According to a tweet from CryptoCommandr, a cryptocurrency trader and on-chain analyst, every time Bitcoin (BTC) volatility has fallen below 1, it has been followed by a bullish rally, with one exception — October 2018.
Bitcoin experienced a 50% decline in October 2018, and data shows that a rally is likely to occur 75% of the time in such a situation.
Currently, Bitcoin's volatility is at its lowest point in history, and the market is seemingly waiting for the next major move.
This scenario mirrors the bear market of late 2018. Volatility collapsed in October 2018 before surging again when Bitcoin dropped to the low point of $3,200 in December 2018, which was the last stage of the previous bear market.
Bitcoin volatility is the degree of variation in the price of Bitcoin over time. It reflects how much the price has changed over a certain period, usually measured by calculating the standard deviation of logarithmic returns. High volatility indicates that there is significant risk associated with investing in Bitcoin.
The most commonly used measure of Bitcoin volatility is the rolling 30-day annualized standard deviation of daily logarithmic returns, which ranges from 0 to 1. This calculation is based on past Bitcoin price movements.
No bottom yet?
CryptoCommandr believes it could still be quite a while before the bottom is reached. At press time, Bitcoin is trading slightly above the $16,000 level.

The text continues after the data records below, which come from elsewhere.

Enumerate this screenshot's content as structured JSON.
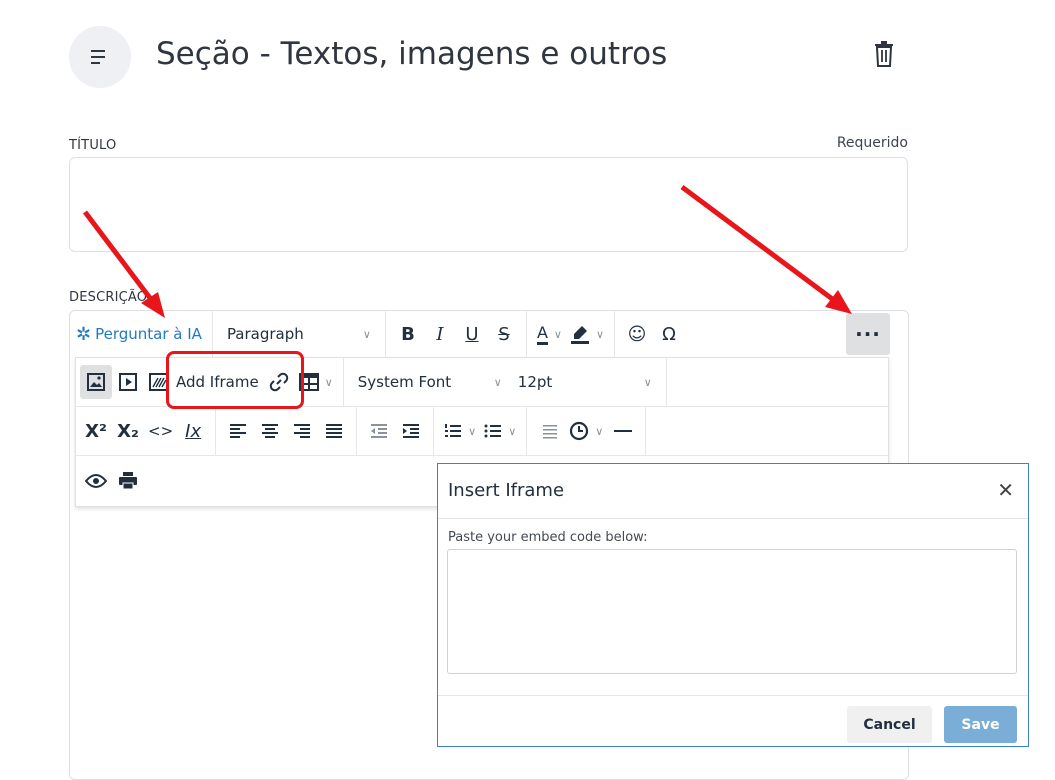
{
  "header": {
    "title": "Seção - Textos, imagens e outros"
  },
  "fields": {
    "title_label": "TÍTULO",
    "required_label": "Requerido",
    "description_label": "DESCRIÇÃO"
  },
  "toolbar": {
    "ai_button": "Perguntar à IA",
    "block_format": "Paragraph",
    "bold": "B",
    "italic": "I",
    "underline": "U",
    "strike": "S",
    "text_color": "A",
    "omega": "Ω",
    "more": "···",
    "add_iframe": "Add Iframe",
    "font_family": "System Font",
    "font_size": "12pt",
    "superscript": "X²",
    "subscript": "X₂",
    "code": "<>",
    "clear_format": "Ix"
  },
  "dialog": {
    "title": "Insert Iframe",
    "prompt": "Paste your embed code below:",
    "cancel": "Cancel",
    "save": "Save"
  },
  "colors": {
    "accent": "#1f7ac6",
    "annotation_red": "#e8161b",
    "save_button": "#7aaed6"
  },
  "icons": [
    "menu-icon",
    "trash-icon",
    "ai-asterisk-icon",
    "image-icon",
    "media-icon",
    "iframe-icon",
    "link-icon",
    "table-icon",
    "emoticon-icon",
    "preview-icon",
    "print-icon",
    "close-icon"
  ]
}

The largest cryptocurrency is down more than 75% from its record high that was achieved back in October.